WHAT IS CASTELMAGNO?
This mixed milk blue cheese dates back to the 12th century. Back then it was used as a form of payment by farmers to work their land. A spicy, pungent formaggio, this is due in part to its’ washed rind. Castelmagno tends to be mostly cow’s milk with a dash of sheep and / or goat’s milk thrown in (no more then 20%). Depending on the quantities of milk from each breed, Castelmagno ranges from a porcelain white to an orange-ish yellow. A natural rind cheese, raw Piedmontese cow milk (from over 8 different breeds) is exclusively used under its’ traditional product of designated origin status. Though pasteurized milk is also used for non P.D.O. cheeses (aka export). Aged for 2 to 5 months, this is a dense, crumbly blue cheese with lots of flavor.
WHERE IS CASTELMAGNO MADE?
This Piedmontese formaggio is made in the areas of Castelmagno, Pradleves and Monterosso Grana. Piemont is famous for its’ wine, truffles and Nutella factory. Being in the very northwest tip of Italy at the foot of the Alps, Piedmont borders both France and Switzerland. Its’ diverse countryside and proximity to foreign influences has resulted in a rich blend of food, drink and Castelmagno cheese! Cheese made at an elevation of over 1,000 meters (3,280 feet) above sea level also will bear a “Mountain Product” sticker in Italian as well.
WHY DOESN’T MY BLUE CHEESE HAVE ANY BLUE?
Production of this cheese doesn’t require it to be pierced with needles. Blue mold spores are instead introduced into the milk itself. But without enough air, the blue mold sometimes doesn’t take root and spread throughout the cheese creating “veins.” So it isn’t unusual for this Piedmont delicacy to have little or no blue veining.
WHAT CAN I PAIR WITH CASTELMAGNO?
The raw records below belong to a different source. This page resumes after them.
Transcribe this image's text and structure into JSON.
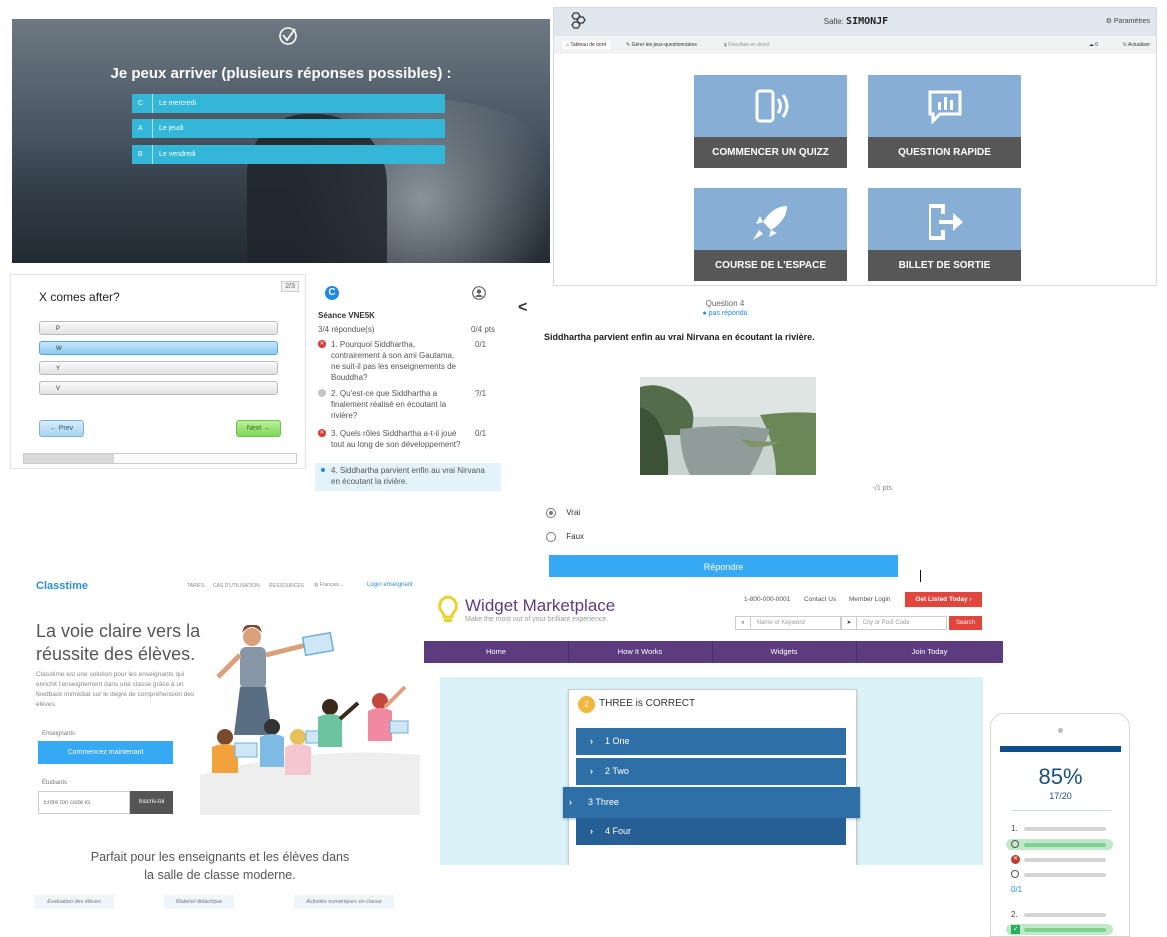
{
  "quiz_photo": {
    "question": "Je peux arriver (plusieurs réponses possibles) :",
    "options": [
      {
        "letter": "C",
        "text": "Le mercredi"
      },
      {
        "letter": "A",
        "text": "Le jeudi"
      },
      {
        "letter": "B",
        "text": "Le vendredi"
      }
    ]
  },
  "dashboard": {
    "room_label": "Salle:",
    "room_name": "SIMONJF",
    "settings": "Paramètres",
    "nav": [
      "Tableau de bord",
      "Gérer les jeux-questionnaires",
      "Résultats en direct"
    ],
    "count": "0",
    "refresh": "Actualiser",
    "tiles": [
      "COMMENCER UN QUIZZ",
      "QUESTION RAPIDE",
      "COURSE DE L'ESPACE",
      "BILLET DE SORTIE"
    ]
  },
  "x_quiz": {
    "badge": "2/3",
    "question": "X comes after?",
    "options": [
      "P",
      "W",
      "Y",
      "V"
    ],
    "selected_index": 1,
    "prev": "Prev",
    "next": "Next",
    "progress": 0.33
  },
  "session": {
    "title": "Séance VNE5K",
    "answered": "3/4 répondue(s)",
    "points": "0/4 pts",
    "questions": [
      {
        "text": "1. Pourquoi Siddhartha, contrairement à son ami Gautama, ne suit-il pas les enseignements de Bouddha?",
        "score": "0/1",
        "status": "wrong"
      },
      {
        "text": "2. Qu'est-ce que Siddhartha a finalement réalisé en écoutant la rivière?",
        "score": "?/1",
        "status": "pending"
      },
      {
        "text": "3. Quels rôles Siddhartha a-t-il joué tout au long de son développement?",
        "score": "0/1",
        "status": "wrong"
      },
      {
        "text": "4. Siddhartha parvient enfin au vrai Nirvana en écoutant la rivière.",
        "score": "",
        "status": "current"
      }
    ]
  },
  "question_view": {
    "back": "<",
    "number": "Question 4",
    "status": "pas répondu",
    "statement": "Siddhartha parvient enfin au vrai Nirvana en écoutant la rivière.",
    "points": "-/1 pts",
    "options": [
      "Vrai",
      "Faux"
    ],
    "selected_index": 0,
    "submit": "Répondre"
  },
  "classtime": {
    "logo": "Classtime",
    "nav": [
      "TARIFS",
      "CAS D'UTILISATION",
      "RESSOURCES",
      "Français",
      "Login enseignant"
    ],
    "headline": "La voie claire vers la réussite des élèves.",
    "intro": "Classtime est une solution pour les enseignants qui enrichit l'enseignement dans une classe grâce à un feedback immédiat sur le degré de compréhension des élèves.",
    "teachers_label": "Enseignants",
    "teachers_cta": "Commencez maintenant",
    "students_label": "Étudiants",
    "code_placeholder": "Entre ton code ici",
    "join": "Inscris-toi",
    "tagline": "Parfait pour les enseignants et les élèves dans la salle de classe moderne.",
    "features": [
      "Évaluation des élèves",
      "Matériel didactique",
      "Activités numériques en classe"
    ]
  },
  "widget": {
    "title": "Widget Marketplace",
    "subtitle": "Make the most out of your brilliant experience.",
    "phone": "1-800-000-0001",
    "contact": "Contact Us",
    "login": "Member Login",
    "cta": "Get Listed Today",
    "keyword_placeholder": "Name or Keyword",
    "city_placeholder": "City or Post Code",
    "search": "Search",
    "menu": [
      "Home",
      "How It Works",
      "Widgets",
      "Join Today"
    ],
    "quiz_number": "2",
    "quiz_title": "THREE is CORRECT",
    "options": [
      "1 One",
      "2 Two",
      "3 Three",
      "4 Four"
    ],
    "highlight_index": 2
  },
  "phone_result": {
    "percent": "85%",
    "score": "17/20",
    "q1": "1.",
    "q1_score": "0/1",
    "q2": "2."
  },
  "colors": {
    "quiz_blue": "#33b6d8",
    "tile_blue": "#87aed5",
    "tile_caption": "#575757",
    "widget_purple": "#5c3c7e",
    "widget_red": "#e2453c",
    "option_blue": "#2f6fa8"
  }
}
Castelmagno works well as a grating cheese. I’d suggest melting this formaggio over a nice pasta dish instead using it on a cheese tour. If served on a cheese plate, however, I’d suggest pairing Castelmagno with a nice honey or not too sweet fig preserve. In terms of wines, try reds from the same region like Barolo. Though if the cheese is already being paired with a honey this won’t work as well.